- Whole-language and naturalistic approaches facilitate phonological performance based on the relationship between the need to be understood and articulatory proficiency (Hoffman, Norris, & Monjure, 1990).
- Generalization of correct production from one sound to another is expected when remediation targets are selected on the basis of place, manner, and voicing analysis; distinctive feature analysis; or phonological process/pattern analysis (Bernthal & Bankson, 2004).
- According to the critical age hypothesis, unintelligible speech must be resolved by age 5:6 in order to significantly reduce academic problems associated with speech disorders (Bishop & Adams, 1990).
Just for Kids Phonological Processing incorporates these principles and is also based on expert professional practice.
Bernthal, J.E., & Bankson, N.W. (2004). Articulation and phonological disorders. Boston: Allyn and Bacon.
Bishop, D.V.M., & Adams, C. (1990). A prospective study of the relationship between specific language impairment, phonological disorders, and reading retardation. Journal of Child Psychology and Psychiatry, 31, 7, 1027-1050.
Hoffman, P.R., Norris, J.A., & Monjure, J. (1990). Comparison of process targeting and whole language treatments for phonologically delayed preschool children. Language, Speech, and Hearing Services in Schools, 21, 102-109.
Storkel, H.L., & Morrisette, M.L. (2002). The lexicon and phonology: Interactions in language acquisition.

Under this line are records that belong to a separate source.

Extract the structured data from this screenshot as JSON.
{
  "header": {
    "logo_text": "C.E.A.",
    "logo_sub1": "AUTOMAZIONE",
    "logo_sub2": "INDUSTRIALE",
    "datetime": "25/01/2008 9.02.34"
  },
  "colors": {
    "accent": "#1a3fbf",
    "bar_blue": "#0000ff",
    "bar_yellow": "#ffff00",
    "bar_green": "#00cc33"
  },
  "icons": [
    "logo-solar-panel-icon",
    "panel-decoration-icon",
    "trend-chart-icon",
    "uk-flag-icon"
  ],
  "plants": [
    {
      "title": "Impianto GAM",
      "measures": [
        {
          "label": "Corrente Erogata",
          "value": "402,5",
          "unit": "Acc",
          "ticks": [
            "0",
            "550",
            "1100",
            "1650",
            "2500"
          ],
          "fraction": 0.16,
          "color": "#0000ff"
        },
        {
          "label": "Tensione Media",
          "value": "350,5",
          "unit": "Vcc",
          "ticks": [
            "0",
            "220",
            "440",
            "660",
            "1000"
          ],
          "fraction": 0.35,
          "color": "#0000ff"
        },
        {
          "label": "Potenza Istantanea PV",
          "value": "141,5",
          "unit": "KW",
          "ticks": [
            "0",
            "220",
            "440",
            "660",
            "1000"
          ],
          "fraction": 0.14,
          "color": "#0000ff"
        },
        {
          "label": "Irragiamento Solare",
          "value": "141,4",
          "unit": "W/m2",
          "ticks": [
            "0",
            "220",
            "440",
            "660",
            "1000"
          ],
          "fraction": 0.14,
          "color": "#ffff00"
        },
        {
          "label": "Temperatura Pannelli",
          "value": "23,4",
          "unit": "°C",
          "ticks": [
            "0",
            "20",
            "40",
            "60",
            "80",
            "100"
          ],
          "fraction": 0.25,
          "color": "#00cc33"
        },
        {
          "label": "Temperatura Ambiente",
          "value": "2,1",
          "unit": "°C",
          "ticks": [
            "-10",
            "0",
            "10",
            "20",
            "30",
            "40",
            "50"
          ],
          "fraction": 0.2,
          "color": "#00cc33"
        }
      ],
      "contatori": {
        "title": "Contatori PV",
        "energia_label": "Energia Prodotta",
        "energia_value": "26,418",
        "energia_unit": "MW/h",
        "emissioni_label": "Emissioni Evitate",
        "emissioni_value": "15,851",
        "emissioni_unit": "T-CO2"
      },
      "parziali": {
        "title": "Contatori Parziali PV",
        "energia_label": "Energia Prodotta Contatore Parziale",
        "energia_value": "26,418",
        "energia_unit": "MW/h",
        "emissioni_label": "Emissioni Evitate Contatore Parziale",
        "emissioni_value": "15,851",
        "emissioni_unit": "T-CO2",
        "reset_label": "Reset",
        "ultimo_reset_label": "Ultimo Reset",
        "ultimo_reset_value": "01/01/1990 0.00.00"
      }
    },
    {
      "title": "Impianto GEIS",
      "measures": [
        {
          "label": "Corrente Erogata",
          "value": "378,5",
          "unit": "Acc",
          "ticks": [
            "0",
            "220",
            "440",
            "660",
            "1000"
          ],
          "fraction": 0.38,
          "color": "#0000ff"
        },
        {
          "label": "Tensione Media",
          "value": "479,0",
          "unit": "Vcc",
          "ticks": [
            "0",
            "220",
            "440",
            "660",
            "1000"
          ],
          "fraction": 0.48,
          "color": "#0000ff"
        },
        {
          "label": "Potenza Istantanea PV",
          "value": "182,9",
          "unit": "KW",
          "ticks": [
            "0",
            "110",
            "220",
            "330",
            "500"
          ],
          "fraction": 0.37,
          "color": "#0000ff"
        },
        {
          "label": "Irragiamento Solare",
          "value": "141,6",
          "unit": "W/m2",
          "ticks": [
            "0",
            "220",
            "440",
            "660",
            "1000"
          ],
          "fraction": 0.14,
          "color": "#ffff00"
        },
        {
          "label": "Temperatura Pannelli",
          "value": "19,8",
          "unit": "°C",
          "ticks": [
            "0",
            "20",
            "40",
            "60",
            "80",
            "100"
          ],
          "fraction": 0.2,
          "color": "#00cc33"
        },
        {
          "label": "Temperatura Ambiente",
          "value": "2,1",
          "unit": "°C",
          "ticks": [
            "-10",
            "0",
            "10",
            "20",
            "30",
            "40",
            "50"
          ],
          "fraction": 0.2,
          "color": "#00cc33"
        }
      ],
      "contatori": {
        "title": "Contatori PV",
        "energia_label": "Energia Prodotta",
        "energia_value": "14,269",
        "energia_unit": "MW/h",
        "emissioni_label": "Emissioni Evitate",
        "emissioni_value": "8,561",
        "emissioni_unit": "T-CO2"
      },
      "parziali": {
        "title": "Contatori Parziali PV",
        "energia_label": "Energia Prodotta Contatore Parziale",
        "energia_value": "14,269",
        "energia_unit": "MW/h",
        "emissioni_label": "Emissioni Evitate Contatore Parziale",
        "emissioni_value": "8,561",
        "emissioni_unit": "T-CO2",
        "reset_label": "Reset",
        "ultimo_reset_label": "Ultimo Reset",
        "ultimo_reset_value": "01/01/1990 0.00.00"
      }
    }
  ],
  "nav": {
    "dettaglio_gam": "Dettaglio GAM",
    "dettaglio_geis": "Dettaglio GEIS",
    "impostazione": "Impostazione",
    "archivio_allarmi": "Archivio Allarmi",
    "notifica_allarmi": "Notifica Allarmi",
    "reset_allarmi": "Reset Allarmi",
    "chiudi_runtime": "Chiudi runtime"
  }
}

Language, Speech, and Hearing Services in Schools, 33, 24-37.